The End of the Information Age:
Many of the horrible rescue-and-recovery problems in the aftermath of Hurricane Katrina are the understandable results of a destroyed infrastructure. However, the coyotes are non-plussed by the complete failure of everyone with a communications responsibility--government officials, first responders, the military, and the media--to think at all creatively and improvise. It's as if everyone has noticed that the normal communications structures--cell phone towers, phone lines, cable and TV systems--have been destroyed and that no communications will occur until this infrastructure is repaired. This is insane. Communications is a process--of delivering content to an audience in one-way communications or of exchanging information in two-way communication.
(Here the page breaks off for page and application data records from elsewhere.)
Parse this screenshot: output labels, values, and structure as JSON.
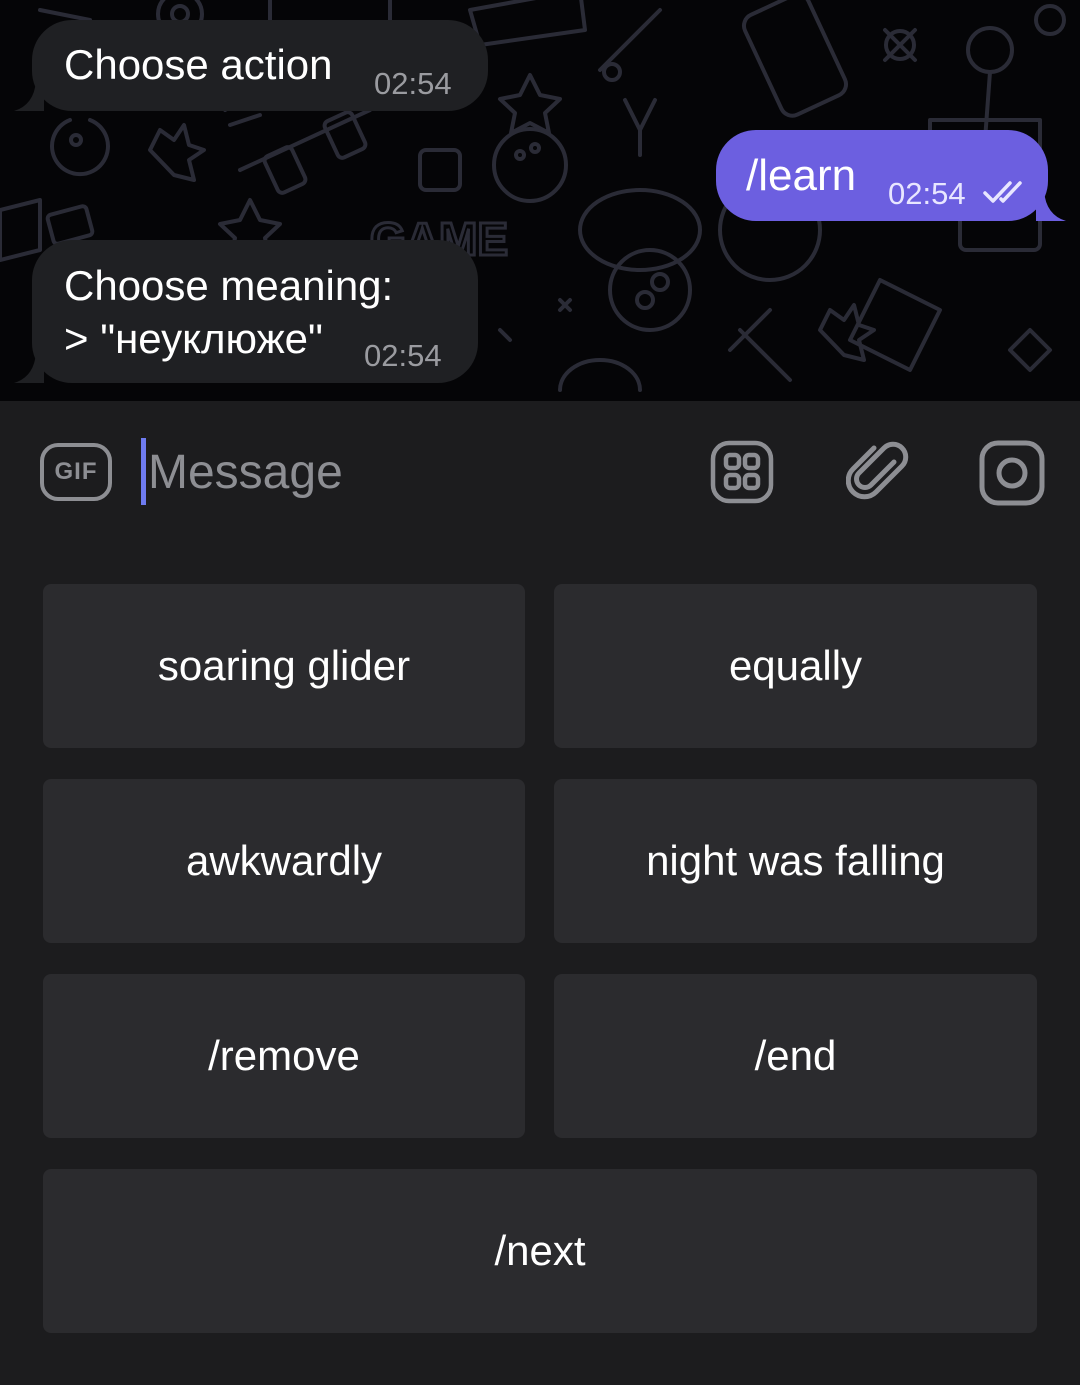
{
  "messages": [
    {
      "direction": "incoming",
      "text": "Choose action",
      "time": "02:54"
    },
    {
      "direction": "outgoing",
      "text": "/learn",
      "time": "02:54",
      "status": "read"
    },
    {
      "direction": "incoming",
      "line1": "Choose meaning:",
      "line2": "> \"неуклюже\"",
      "time": "02:54"
    }
  ],
  "background_text": "GAME",
  "composer": {
    "gif_label": "GIF",
    "placeholder": "Message",
    "icons": [
      "gif-icon",
      "stickers-icon",
      "attach-paperclip-icon",
      "camera-icon"
    ]
  },
  "keyboard": {
    "buttons": [
      "soaring glider",
      "equally",
      "awkwardly",
      "night was falling",
      "/remove",
      "/end",
      "/next"
    ]
  },
  "colors": {
    "chat_background": "#050507",
    "incoming_bubble": "#1f2023",
    "outgoing_bubble": "#6c5fe0",
    "panel": "#1c1c1e",
    "key": "#2b2b2e",
    "caret": "#6e7bf0"
  }
}
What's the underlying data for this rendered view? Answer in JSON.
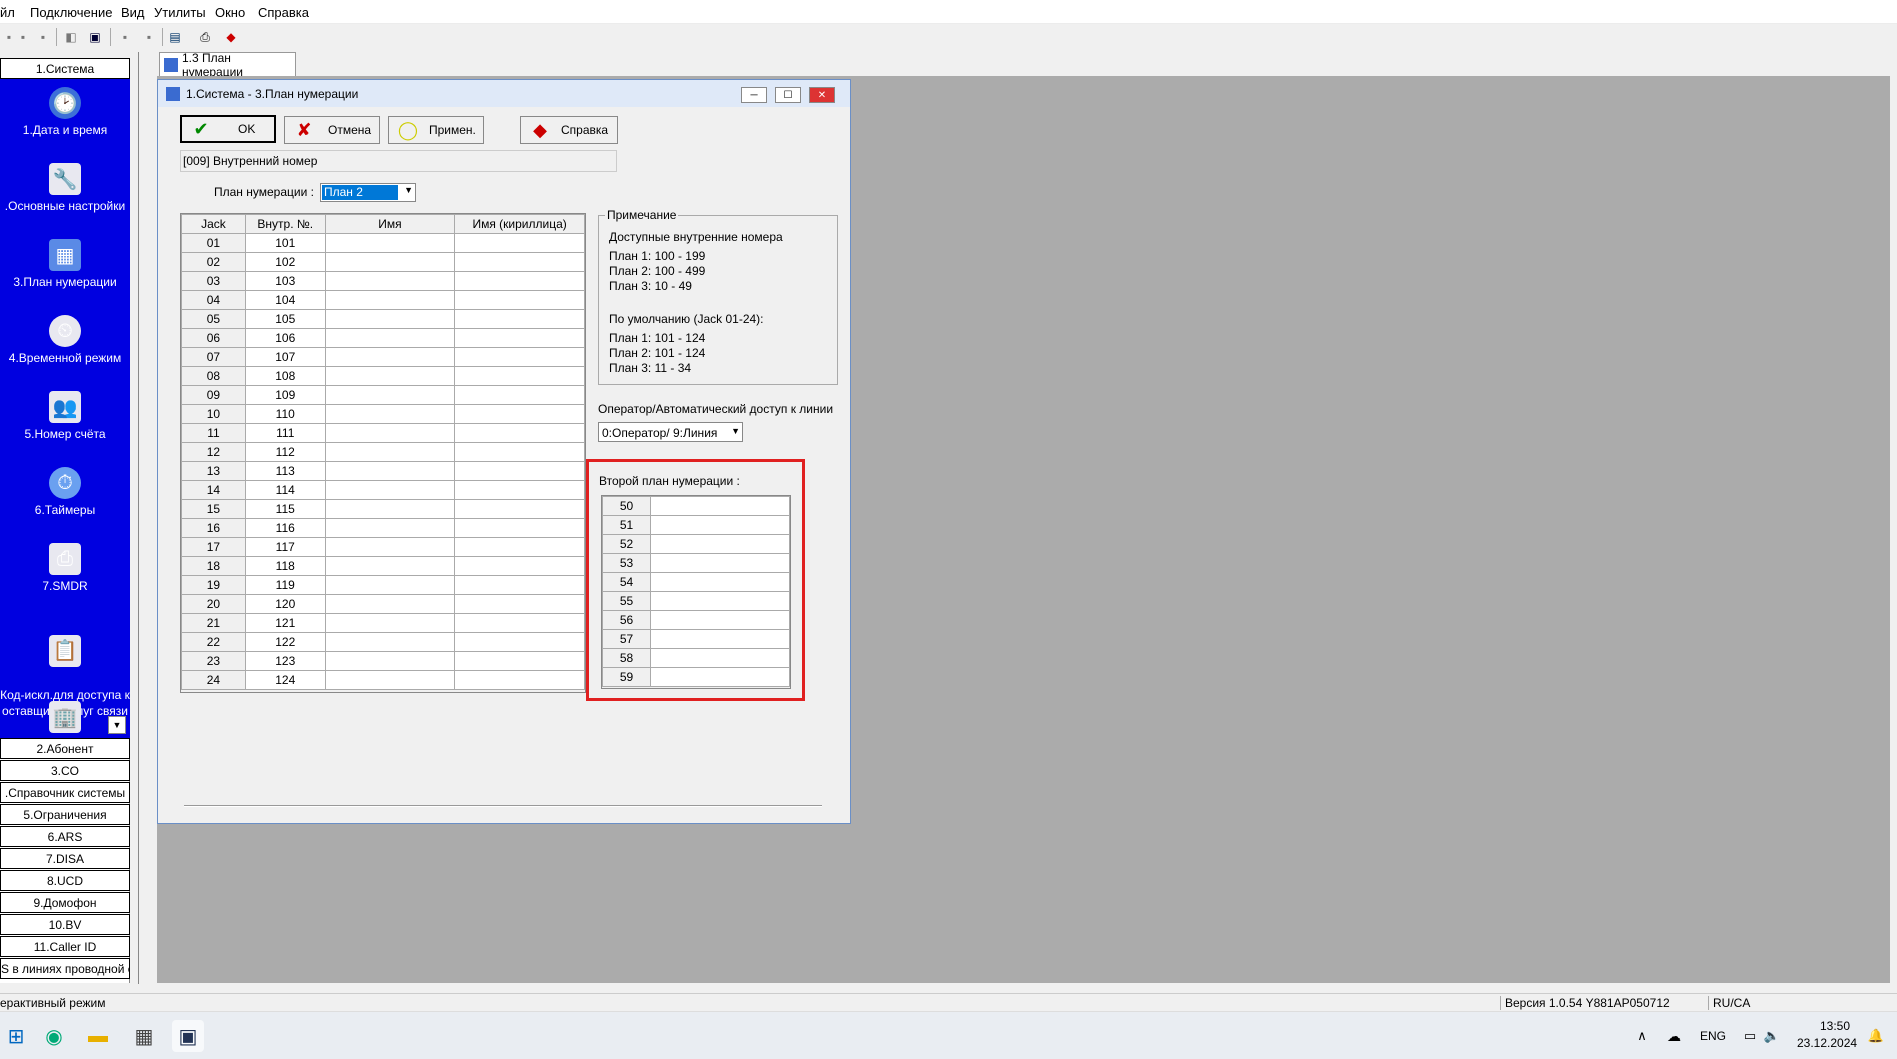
{
  "menu": {
    "items": [
      "йл",
      "Подключение",
      "Вид",
      "Утилиты",
      "Окно",
      "Справка"
    ]
  },
  "tab": {
    "label": "1.3 План нумерации"
  },
  "sidebar": {
    "top_header": "1.Система",
    "items": [
      {
        "label": "1.Дата и время",
        "icon": "clock-date-icon"
      },
      {
        "label": ".Основные настройки",
        "icon": "settings-icon"
      },
      {
        "label": "3.План нумерации",
        "icon": "numbering-plan-icon"
      },
      {
        "label": "4.Временной режим",
        "icon": "time-mode-icon"
      },
      {
        "label": "5.Номер счёта",
        "icon": "account-number-icon"
      },
      {
        "label": "6.Таймеры",
        "icon": "timer-icon"
      },
      {
        "label": "7.SMDR",
        "icon": "printer-icon"
      },
      {
        "label": "Код-искл.для доступа к\nоставщику услуг связи",
        "icon": "access-code-icon"
      }
    ],
    "groups": [
      "2.Абонент",
      "3.CO",
      ".Справочник системы",
      "5.Ограничения",
      "6.ARS",
      "7.DISA",
      "8.UCD",
      "9.Домофон",
      "10.BV",
      "11.Caller ID",
      "S в линиях проводной с"
    ]
  },
  "dialog": {
    "title": "1.Система - 3.План нумерации",
    "buttons": {
      "ok": "OK",
      "cancel": "Отмена",
      "apply": "Примен.",
      "help": "Справка"
    },
    "field_label": "[009] Внутренний номер",
    "plan_label": "План нумерации :",
    "plan_value": "План 2",
    "table": {
      "headers": [
        "Jack",
        "Внутр. №.",
        "Имя",
        "Имя (кириллица)"
      ],
      "rows": [
        [
          "01",
          "101"
        ],
        [
          "02",
          "102"
        ],
        [
          "03",
          "103"
        ],
        [
          "04",
          "104"
        ],
        [
          "05",
          "105"
        ],
        [
          "06",
          "106"
        ],
        [
          "07",
          "107"
        ],
        [
          "08",
          "108"
        ],
        [
          "09",
          "109"
        ],
        [
          "10",
          "110"
        ],
        [
          "11",
          "111"
        ],
        [
          "12",
          "112"
        ],
        [
          "13",
          "113"
        ],
        [
          "14",
          "114"
        ],
        [
          "15",
          "115"
        ],
        [
          "16",
          "116"
        ],
        [
          "17",
          "117"
        ],
        [
          "18",
          "118"
        ],
        [
          "19",
          "119"
        ],
        [
          "20",
          "120"
        ],
        [
          "21",
          "121"
        ],
        [
          "22",
          "122"
        ],
        [
          "23",
          "123"
        ],
        [
          "24",
          "124"
        ]
      ]
    },
    "note": {
      "title": "Примечание",
      "lines1": [
        "Доступные внутренние номера",
        "План 1: 100 - 199",
        "План 2: 100 - 499",
        "План 3:  10 -  49"
      ],
      "lines2": [
        "По умолчанию (Jack 01-24):",
        "План 1: 101 - 124",
        "План 2: 101 - 124",
        "План 3:  11 -  34"
      ]
    },
    "operator_label": "Оператор/Автоматический доступ к линии",
    "operator_value": "0:Оператор/ 9:Линия",
    "second_plan_label": "Второй план нумерации :",
    "second_plan_rows": [
      "50",
      "51",
      "52",
      "53",
      "54",
      "55",
      "56",
      "57",
      "58",
      "59"
    ],
    "highlight_color": "#e02020"
  },
  "status": {
    "mode": "ерактивный режим",
    "version": "Версия 1.0.54 Y881AP050712",
    "locale": "RU/CA"
  },
  "taskbar": {
    "lang": "ENG",
    "time": "13:50",
    "date": "23.12.2024"
  }
}
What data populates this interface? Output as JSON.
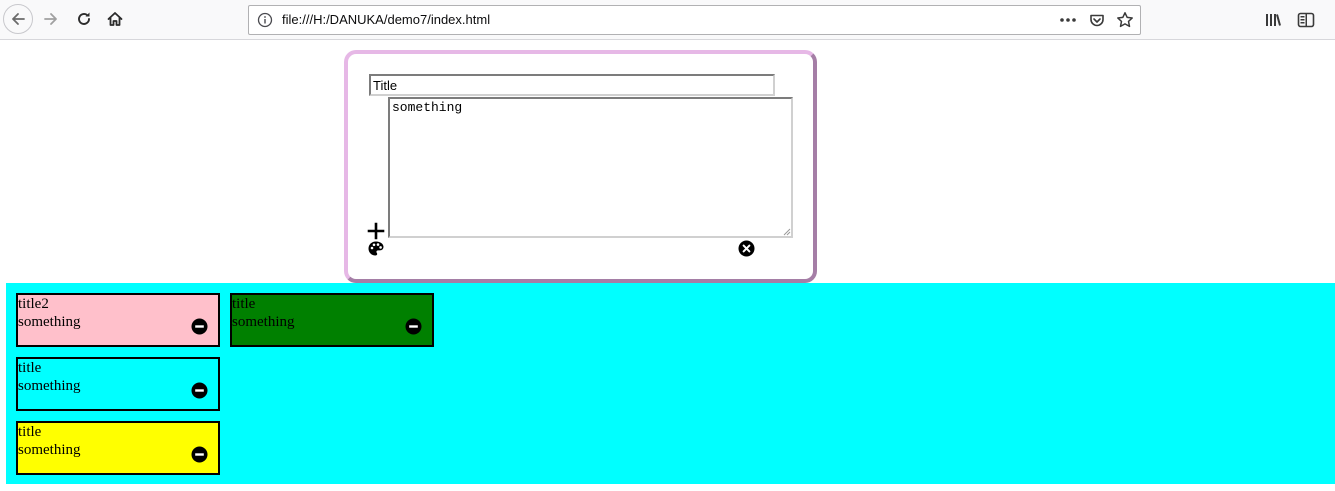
{
  "browser": {
    "url": "file:///H:/DANUKA/demo7/index.html"
  },
  "editor": {
    "title_value": "Title",
    "body_value": "something",
    "border_color": "#e6b8e6"
  },
  "board": {
    "background": "#00ffff",
    "notes": [
      {
        "title": "title2",
        "body": "something",
        "color": "#ffc0cb"
      },
      {
        "title": "title",
        "body": "something",
        "color": "#008000"
      },
      {
        "title": "title",
        "body": "something",
        "color": "#00ffff"
      },
      {
        "title": "title",
        "body": "something",
        "color": "#ffff00"
      }
    ]
  },
  "icons": {
    "back": "arrow-left-icon",
    "forward": "arrow-right-icon",
    "reload": "reload-icon",
    "home": "home-icon",
    "info": "info-icon",
    "page_actions": "ellipsis-icon",
    "pocket": "pocket-icon",
    "bookmark": "star-icon",
    "library": "library-icon",
    "sidebar": "sidebar-icon",
    "add": "plus-icon",
    "palette": "palette-icon",
    "close": "close-circle-icon",
    "remove": "minus-circle-icon"
  }
}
It you can't deliver/exchange information via cell phone, telephone, television, or the Internet, then you find another way to do it--via runners, leaflets, newspapers wrapped in plastic bags (like the one dropped for free on my lawn from time to time), information centers, carrier pigeons, megaphones, or whatever is at hand. We find it especially absurd that the media industry is focused entirely on gathering information from the site of the Katrina disaster--which they do very well--and appears to have no sense that it has any responsibilty to deliver information to the victims of Katrina--or their rescuers. Wile E..